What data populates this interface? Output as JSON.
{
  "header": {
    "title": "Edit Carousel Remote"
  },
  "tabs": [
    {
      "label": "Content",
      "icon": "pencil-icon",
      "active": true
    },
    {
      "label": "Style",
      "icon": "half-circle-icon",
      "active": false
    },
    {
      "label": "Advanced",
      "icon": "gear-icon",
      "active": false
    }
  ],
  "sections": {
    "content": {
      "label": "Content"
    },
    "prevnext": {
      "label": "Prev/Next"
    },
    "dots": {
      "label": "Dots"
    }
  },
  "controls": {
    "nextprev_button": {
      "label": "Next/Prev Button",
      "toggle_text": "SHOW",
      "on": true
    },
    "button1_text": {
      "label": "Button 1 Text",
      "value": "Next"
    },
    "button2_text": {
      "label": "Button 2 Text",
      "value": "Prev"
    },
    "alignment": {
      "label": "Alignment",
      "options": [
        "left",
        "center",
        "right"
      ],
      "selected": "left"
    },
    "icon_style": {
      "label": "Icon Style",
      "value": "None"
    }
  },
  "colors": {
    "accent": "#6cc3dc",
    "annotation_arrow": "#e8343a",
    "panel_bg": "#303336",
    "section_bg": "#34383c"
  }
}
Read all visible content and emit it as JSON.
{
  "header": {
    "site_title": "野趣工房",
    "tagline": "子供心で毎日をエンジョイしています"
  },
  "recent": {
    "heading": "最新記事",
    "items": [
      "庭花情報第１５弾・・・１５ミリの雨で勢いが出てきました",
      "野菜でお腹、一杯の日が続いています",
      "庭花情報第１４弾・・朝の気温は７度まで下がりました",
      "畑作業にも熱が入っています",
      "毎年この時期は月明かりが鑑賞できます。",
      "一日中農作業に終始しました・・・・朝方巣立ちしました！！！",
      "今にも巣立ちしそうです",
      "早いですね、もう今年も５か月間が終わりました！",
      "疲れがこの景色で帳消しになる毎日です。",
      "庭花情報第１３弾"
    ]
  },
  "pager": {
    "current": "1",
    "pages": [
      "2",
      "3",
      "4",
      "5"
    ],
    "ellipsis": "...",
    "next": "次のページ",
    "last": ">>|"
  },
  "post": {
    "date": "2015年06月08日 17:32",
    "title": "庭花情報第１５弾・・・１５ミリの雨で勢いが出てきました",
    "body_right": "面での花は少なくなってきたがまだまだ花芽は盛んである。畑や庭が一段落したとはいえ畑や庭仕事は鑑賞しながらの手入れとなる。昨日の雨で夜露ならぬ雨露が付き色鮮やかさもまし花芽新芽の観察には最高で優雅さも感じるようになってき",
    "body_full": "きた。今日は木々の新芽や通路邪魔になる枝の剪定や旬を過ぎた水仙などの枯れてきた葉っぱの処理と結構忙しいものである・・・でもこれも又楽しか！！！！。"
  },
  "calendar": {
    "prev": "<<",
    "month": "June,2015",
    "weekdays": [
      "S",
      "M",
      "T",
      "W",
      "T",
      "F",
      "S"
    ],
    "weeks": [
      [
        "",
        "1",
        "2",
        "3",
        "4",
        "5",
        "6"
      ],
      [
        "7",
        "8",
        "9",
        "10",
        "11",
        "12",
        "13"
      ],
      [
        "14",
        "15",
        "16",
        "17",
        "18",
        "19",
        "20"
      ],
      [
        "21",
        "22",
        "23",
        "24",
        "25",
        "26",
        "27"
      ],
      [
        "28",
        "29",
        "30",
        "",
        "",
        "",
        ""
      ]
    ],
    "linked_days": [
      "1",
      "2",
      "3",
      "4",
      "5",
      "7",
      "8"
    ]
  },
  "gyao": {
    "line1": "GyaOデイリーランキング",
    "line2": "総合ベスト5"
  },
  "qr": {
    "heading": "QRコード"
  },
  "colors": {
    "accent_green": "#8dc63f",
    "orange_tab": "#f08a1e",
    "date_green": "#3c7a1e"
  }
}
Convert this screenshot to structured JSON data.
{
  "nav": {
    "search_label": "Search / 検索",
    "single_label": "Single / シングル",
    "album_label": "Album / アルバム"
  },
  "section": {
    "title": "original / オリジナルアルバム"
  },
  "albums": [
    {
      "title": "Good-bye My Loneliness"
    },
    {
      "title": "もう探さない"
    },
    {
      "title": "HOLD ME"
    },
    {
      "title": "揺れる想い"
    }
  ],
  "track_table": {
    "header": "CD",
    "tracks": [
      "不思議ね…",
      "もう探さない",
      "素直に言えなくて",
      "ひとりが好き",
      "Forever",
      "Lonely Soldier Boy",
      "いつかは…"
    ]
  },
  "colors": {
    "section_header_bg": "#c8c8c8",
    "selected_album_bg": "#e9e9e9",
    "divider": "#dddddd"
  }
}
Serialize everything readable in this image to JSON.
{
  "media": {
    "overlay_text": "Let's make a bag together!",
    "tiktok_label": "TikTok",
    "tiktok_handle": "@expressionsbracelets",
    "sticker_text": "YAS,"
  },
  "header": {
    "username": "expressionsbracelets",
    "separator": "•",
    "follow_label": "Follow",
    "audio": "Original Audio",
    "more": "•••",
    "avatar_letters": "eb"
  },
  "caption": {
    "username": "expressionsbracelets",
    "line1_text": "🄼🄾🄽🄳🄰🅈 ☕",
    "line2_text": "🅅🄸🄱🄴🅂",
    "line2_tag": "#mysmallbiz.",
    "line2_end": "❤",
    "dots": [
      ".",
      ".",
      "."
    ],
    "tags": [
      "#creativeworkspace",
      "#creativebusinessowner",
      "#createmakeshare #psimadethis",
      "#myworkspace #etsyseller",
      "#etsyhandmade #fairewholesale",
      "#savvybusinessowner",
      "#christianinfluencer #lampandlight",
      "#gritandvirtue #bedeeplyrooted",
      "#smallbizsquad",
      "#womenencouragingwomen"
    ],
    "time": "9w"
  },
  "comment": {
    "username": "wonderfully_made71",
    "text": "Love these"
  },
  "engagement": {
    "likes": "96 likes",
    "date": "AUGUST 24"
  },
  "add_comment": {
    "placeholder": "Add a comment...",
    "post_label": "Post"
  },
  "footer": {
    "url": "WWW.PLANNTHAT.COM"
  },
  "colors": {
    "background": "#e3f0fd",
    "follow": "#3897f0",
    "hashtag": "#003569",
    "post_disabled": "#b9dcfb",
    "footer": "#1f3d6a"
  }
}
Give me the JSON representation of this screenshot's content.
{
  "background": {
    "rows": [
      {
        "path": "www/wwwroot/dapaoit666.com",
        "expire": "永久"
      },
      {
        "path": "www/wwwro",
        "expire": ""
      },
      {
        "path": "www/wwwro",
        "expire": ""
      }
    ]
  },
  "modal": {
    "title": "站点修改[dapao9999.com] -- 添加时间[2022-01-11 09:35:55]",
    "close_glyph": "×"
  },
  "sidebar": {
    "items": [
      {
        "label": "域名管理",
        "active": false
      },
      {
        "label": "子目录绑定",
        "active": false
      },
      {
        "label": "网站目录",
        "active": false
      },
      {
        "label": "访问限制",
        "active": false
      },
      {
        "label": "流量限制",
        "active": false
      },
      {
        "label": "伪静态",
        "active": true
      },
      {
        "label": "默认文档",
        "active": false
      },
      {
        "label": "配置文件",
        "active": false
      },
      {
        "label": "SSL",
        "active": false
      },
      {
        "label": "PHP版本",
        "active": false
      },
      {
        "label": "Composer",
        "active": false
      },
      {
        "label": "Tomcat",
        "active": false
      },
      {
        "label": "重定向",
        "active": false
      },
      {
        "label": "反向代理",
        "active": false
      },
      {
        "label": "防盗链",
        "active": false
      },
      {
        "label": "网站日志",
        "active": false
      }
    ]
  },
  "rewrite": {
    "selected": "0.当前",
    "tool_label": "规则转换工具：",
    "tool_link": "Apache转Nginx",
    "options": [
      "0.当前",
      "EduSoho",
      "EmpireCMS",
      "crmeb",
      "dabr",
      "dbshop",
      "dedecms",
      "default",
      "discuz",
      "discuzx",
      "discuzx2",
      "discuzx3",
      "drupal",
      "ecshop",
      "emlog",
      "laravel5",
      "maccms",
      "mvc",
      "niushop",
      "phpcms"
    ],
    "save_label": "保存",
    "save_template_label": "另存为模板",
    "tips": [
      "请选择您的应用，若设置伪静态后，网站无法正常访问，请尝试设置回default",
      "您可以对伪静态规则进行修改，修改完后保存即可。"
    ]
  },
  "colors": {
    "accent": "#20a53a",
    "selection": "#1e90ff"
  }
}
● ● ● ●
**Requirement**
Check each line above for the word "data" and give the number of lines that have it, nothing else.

**Problem solution**
2